_Exercise directions_
Scan the material for "mobile". Copy every line it appears in.

_Available data_
--------

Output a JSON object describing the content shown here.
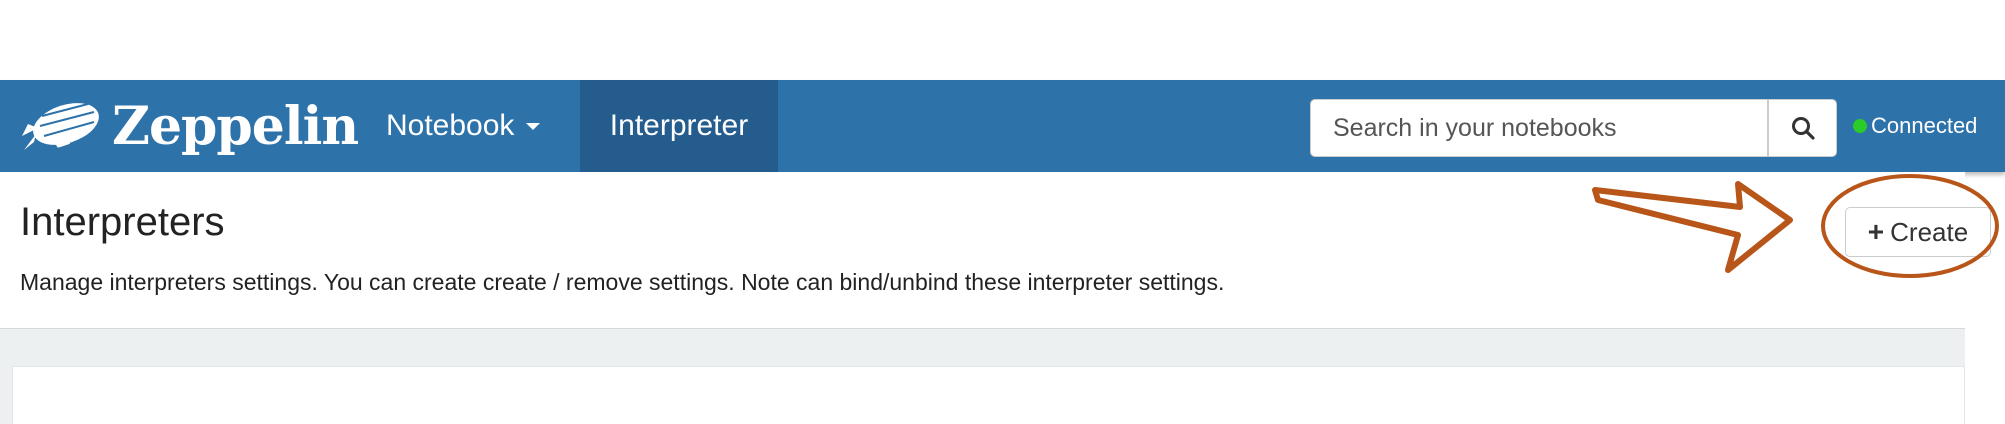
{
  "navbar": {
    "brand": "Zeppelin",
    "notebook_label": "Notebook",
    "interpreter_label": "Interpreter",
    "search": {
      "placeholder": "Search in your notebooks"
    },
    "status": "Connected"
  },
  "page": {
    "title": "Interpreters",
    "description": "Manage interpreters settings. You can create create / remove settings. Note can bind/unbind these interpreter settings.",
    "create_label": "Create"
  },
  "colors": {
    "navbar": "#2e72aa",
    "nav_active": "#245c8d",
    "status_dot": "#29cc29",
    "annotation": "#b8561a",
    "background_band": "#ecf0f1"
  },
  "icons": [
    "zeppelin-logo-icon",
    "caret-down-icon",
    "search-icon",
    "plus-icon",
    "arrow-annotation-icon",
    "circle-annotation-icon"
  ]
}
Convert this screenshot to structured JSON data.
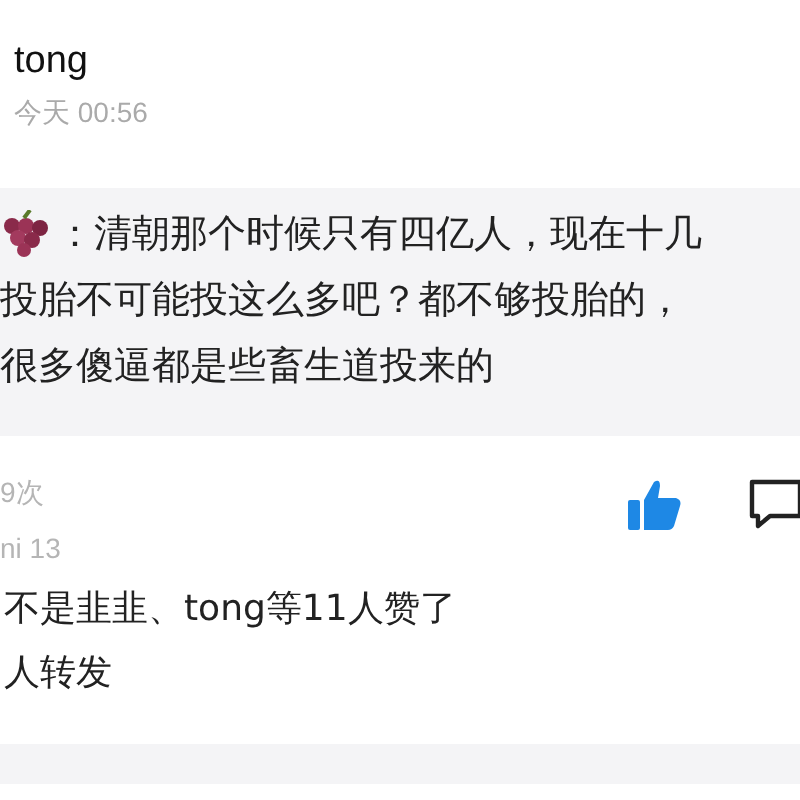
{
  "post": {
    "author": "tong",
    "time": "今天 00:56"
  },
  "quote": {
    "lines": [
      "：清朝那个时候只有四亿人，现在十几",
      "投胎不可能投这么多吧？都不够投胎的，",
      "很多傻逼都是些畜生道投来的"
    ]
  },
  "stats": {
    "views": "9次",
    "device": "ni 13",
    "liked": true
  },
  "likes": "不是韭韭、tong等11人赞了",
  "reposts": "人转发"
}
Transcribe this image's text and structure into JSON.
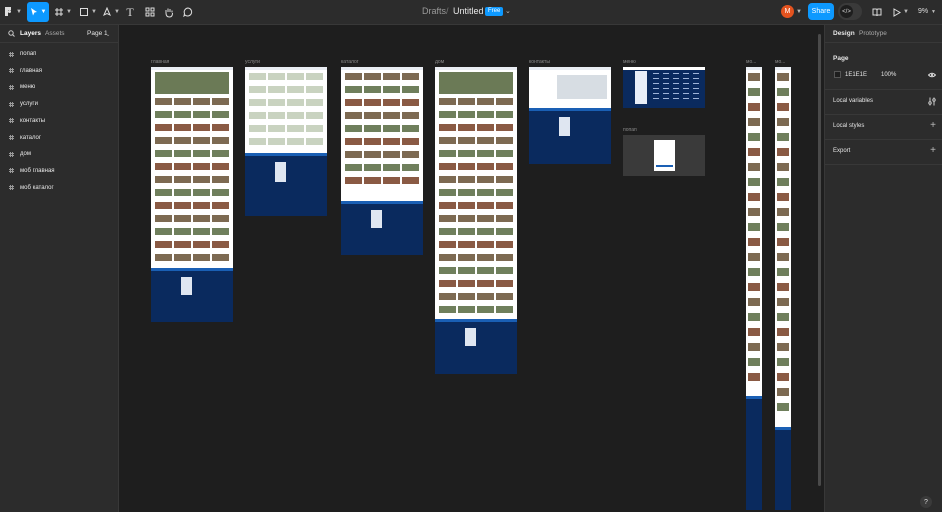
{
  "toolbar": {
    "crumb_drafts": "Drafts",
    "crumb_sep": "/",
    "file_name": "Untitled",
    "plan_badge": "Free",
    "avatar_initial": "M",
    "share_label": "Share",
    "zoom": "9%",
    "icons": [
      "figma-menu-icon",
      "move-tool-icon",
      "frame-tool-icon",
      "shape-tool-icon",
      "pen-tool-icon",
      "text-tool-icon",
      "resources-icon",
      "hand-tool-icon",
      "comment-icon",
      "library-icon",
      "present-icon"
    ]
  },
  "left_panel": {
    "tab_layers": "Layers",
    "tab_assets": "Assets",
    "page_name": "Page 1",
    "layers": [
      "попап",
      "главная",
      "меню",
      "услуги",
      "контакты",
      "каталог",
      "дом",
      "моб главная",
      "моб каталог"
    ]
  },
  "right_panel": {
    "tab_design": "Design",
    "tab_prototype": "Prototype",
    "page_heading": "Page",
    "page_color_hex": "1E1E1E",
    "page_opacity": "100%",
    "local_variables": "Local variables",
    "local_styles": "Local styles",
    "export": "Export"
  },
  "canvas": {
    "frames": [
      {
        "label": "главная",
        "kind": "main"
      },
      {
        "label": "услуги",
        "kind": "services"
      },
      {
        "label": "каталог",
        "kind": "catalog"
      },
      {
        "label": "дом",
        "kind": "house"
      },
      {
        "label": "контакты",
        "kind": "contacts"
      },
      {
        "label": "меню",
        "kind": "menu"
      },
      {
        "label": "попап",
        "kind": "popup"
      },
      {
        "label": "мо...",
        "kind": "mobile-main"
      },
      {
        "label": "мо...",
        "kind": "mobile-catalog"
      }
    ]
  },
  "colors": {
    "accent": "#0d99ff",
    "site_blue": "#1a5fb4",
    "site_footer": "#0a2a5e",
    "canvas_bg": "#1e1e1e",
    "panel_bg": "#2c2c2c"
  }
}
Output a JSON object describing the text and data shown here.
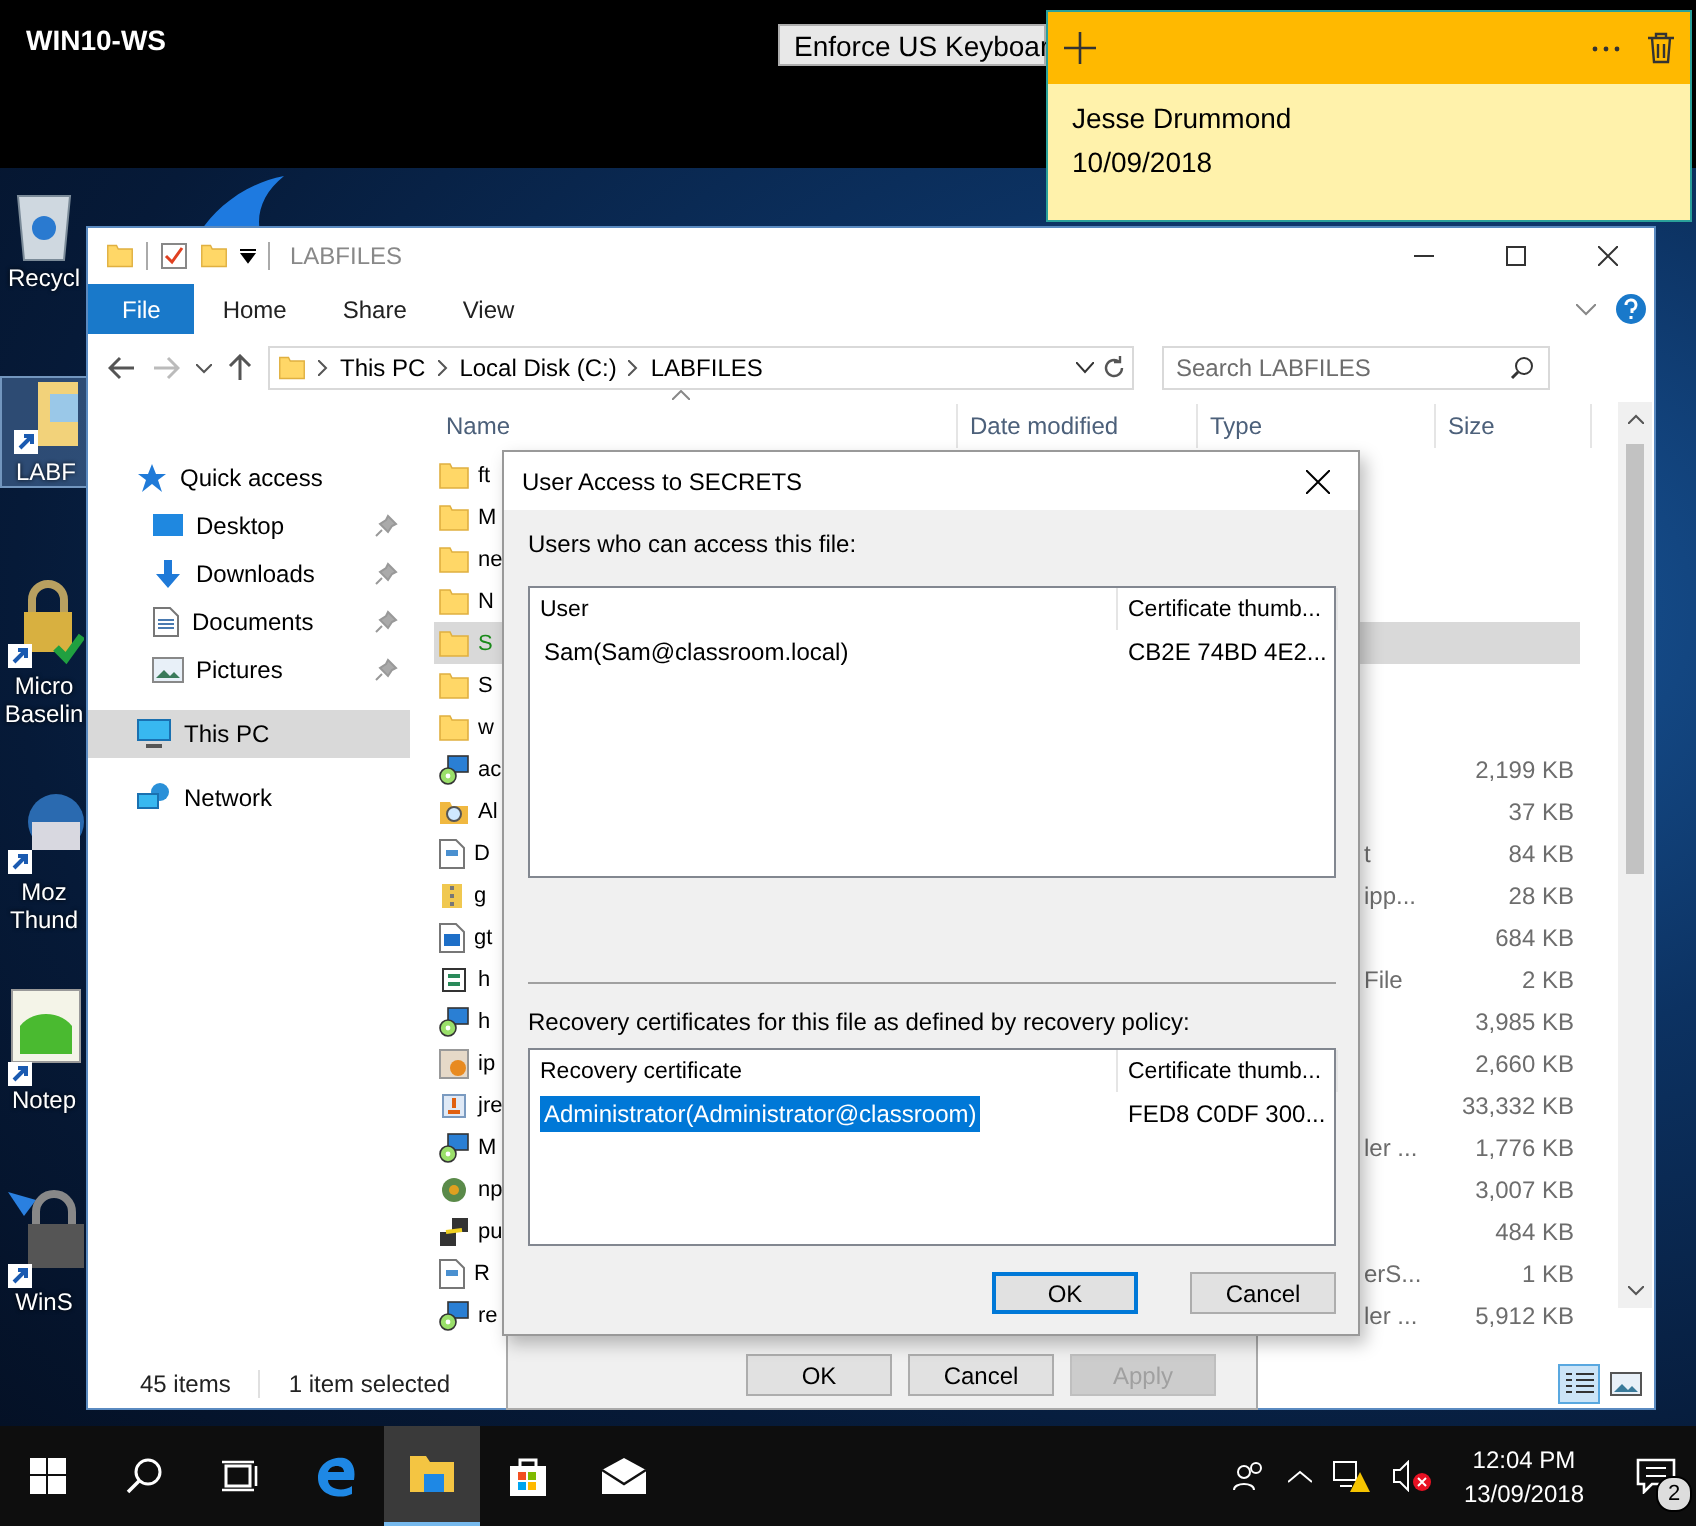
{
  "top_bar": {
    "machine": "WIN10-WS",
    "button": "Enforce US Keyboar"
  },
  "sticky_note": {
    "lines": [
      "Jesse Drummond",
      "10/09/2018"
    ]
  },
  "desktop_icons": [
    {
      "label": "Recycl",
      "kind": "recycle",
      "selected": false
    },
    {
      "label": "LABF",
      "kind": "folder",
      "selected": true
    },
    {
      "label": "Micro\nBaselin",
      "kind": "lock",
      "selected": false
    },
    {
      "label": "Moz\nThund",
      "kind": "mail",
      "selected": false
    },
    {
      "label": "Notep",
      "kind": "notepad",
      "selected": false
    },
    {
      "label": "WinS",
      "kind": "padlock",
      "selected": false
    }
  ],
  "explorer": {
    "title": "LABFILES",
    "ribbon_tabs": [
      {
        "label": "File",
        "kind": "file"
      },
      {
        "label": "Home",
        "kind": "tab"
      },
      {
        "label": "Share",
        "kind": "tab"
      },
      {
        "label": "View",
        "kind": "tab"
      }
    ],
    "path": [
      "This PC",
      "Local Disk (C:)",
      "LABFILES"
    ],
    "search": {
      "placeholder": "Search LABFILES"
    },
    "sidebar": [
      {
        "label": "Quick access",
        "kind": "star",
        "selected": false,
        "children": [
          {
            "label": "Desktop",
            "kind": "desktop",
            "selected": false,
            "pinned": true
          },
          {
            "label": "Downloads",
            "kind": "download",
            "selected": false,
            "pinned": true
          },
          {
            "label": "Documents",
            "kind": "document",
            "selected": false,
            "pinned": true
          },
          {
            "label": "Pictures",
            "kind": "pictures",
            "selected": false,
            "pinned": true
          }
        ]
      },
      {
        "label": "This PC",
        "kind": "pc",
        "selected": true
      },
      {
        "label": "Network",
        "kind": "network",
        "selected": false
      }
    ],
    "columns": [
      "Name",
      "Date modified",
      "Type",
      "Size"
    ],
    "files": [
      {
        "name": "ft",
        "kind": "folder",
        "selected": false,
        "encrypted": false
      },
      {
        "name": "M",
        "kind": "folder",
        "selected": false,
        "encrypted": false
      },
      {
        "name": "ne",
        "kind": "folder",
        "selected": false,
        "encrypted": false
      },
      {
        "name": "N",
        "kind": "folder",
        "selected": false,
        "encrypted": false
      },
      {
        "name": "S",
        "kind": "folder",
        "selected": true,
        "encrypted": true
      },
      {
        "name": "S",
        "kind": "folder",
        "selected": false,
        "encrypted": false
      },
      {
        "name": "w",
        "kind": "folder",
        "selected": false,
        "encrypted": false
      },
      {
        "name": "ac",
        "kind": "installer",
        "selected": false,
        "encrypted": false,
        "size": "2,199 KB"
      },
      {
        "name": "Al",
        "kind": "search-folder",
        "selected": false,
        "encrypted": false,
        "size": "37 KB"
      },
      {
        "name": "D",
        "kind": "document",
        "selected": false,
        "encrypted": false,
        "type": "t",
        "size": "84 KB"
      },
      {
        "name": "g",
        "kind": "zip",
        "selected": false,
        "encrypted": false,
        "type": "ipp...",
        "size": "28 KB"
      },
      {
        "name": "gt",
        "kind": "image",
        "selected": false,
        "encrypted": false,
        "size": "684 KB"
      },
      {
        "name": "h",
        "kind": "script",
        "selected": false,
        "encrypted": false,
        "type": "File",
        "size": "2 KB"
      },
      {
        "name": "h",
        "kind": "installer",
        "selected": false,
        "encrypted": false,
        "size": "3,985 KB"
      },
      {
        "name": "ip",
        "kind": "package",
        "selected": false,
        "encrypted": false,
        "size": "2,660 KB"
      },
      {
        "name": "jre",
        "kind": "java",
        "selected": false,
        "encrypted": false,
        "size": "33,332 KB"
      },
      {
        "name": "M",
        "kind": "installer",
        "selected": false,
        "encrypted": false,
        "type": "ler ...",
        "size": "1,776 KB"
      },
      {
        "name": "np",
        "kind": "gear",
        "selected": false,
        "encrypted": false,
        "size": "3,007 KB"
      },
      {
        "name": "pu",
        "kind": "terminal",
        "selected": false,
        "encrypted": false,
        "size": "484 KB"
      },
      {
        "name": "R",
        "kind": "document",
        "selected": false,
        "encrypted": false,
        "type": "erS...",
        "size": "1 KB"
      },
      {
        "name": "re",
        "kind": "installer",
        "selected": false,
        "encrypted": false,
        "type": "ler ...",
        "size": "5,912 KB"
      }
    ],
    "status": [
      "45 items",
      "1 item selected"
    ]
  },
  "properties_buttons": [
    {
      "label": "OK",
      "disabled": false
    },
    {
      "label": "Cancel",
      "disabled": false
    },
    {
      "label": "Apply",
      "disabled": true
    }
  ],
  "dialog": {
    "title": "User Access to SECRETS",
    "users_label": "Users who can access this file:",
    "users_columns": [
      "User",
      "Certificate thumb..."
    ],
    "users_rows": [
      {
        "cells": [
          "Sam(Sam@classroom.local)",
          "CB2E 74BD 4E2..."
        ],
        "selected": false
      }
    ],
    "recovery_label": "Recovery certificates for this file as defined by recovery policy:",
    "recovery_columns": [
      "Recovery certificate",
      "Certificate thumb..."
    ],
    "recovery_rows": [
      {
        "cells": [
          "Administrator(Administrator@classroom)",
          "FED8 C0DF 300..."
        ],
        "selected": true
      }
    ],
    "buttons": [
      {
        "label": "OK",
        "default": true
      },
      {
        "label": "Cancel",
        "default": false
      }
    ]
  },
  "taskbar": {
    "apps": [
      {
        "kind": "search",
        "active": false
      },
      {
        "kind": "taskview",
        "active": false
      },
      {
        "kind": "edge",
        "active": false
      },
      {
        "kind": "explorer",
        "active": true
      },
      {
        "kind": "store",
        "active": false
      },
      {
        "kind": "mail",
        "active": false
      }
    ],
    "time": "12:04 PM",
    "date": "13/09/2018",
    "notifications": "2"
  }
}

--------

_Exercise result_
        "kind": "mobile-main"
        "kind": "mobile-catalog"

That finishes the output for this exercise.